From the start, Rudi wanted a “plan B”, with Pinot Noir unproven in the region, so he leaned on the variety’s “flexibility” to make a safety net of Sparkling Wine, calling on expertise from Clothilde, and from winemaker James Healy, then at Cloudy Bay. A few decades on, Quartz Reef’s Sparkling Wines are far more than a B-Plan, as the largest premium producer of hand-crafted organic and biodynamic Méthode Traditionnelle in New Zealand.
In 1999 Rudi was made Champion Winemaker of the Year by the Royal Society of New Zealand, an accolade repeated in 2010, the year he was also the first New Zealand ‘Winemaker of the Year’ nominee in Der Feinschmecker Wine Awards. In 2019 he took out the Gourmet Traveller Wine New Zealand Leadership Award, and was recently named a 2021 New Zealand Winegrower Fellow for his services to Pinot Noir.
Rudi and Alan Brady helped drive the first Central Otago Pinot Noir Celebration in 2000, after the inaugural International Pinot Noir Celebration was postponed, “and I just couldn’t bear it”, he says.

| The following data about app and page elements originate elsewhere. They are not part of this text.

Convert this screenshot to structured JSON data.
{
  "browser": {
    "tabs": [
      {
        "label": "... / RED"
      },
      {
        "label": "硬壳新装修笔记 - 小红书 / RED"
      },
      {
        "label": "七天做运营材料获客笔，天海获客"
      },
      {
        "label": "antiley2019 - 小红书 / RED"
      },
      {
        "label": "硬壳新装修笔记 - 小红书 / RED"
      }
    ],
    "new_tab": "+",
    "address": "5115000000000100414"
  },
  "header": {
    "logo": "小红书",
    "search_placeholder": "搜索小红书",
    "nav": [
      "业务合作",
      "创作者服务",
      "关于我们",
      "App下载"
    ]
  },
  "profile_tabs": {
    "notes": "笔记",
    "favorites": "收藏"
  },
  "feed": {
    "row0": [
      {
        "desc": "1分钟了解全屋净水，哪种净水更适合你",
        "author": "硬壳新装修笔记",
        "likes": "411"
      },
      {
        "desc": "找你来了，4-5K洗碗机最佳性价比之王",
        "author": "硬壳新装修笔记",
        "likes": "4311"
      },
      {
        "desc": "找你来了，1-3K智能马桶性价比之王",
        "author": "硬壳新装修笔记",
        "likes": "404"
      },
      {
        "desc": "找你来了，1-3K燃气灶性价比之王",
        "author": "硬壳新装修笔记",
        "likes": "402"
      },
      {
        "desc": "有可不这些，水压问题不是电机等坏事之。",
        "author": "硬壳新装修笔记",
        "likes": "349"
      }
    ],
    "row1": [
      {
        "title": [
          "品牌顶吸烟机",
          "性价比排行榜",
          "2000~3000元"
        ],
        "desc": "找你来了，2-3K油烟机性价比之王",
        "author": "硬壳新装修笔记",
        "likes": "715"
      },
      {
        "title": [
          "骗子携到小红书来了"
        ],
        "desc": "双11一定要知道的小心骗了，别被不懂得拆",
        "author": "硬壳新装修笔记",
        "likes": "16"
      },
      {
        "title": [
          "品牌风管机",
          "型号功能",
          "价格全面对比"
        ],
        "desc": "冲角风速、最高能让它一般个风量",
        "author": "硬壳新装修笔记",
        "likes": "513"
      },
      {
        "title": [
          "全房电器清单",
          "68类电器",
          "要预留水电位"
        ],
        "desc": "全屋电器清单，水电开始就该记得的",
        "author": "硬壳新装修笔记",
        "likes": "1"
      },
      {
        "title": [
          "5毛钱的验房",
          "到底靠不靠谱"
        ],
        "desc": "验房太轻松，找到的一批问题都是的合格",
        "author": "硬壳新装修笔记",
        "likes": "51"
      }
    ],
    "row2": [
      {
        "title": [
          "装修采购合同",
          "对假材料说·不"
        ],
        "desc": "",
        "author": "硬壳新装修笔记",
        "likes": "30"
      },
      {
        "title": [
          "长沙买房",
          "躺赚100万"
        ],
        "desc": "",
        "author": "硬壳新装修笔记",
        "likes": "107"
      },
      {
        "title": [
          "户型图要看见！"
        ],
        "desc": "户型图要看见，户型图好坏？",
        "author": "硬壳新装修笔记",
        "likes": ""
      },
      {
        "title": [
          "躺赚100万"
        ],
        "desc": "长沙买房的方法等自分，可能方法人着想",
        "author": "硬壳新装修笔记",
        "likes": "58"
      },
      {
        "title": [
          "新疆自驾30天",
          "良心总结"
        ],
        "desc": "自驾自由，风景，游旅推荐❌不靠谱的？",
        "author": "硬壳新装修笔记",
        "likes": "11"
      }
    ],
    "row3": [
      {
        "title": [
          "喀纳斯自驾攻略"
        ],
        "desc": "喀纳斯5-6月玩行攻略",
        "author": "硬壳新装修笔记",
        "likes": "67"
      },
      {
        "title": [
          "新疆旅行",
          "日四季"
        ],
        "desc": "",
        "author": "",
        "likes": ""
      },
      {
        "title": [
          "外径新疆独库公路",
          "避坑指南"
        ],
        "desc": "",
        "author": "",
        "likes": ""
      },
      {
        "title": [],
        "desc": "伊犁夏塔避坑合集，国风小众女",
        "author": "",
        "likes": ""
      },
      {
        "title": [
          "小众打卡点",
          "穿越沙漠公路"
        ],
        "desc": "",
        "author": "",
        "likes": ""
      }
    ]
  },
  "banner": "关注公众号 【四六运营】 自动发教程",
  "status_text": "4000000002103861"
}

The celebration is still “very important for us as a region”, as is supporting the national celebration, which was postponed last year due to Covid-19.
He’s also been a voice for organics since 2007, when Quartz Reef became biodynamic, after several years of planning.
“It is a challenging, difficult site and I was very scared I would fail, so it took me a long time to make the call.”
Weed control on the rocky steep site is still the biggest challenge, but the decision was the right one, he says, talking of a landowner’s responsibility to look after the land, “in the small lifespan we have,” and improving soil quality and soil health in order to pass it on to the next generation in better shape. It was also the best call for the wines, with Pinot Noir served better by a biodynamic philosophy, Rudi says. “I get a far more distinctive definition of a Quartz Reef single site Pinot in the glass.”
The region’s wine industry is now a balance between the pioneers, who started at 25 and are now in their 60s, and “the young ones” stepping up. “I think generational change is now in motion,” Rudi notes, with many senior winemakers ensuring they “pass on the torch” to the next generation. “Not only leading from an environmental and organic point of view, but from a quality point of view.”
Meanwhile, Central Otago’s portfolio is getting stronger, with Chardonnay garnering more attention, and Riesling, Sparkling Wine, Grüner Veltliner, Pinot Blanc and Pinot Gris increasingly important. “The menu is getting bigger which is kind of nice,” Rudi says, noting that each producer is growing their understanding of what works best for them. “That makes the tapestry more colourful.”
This article was first published in New Zealand Winegrower magazine issue 131 and is republished with permission.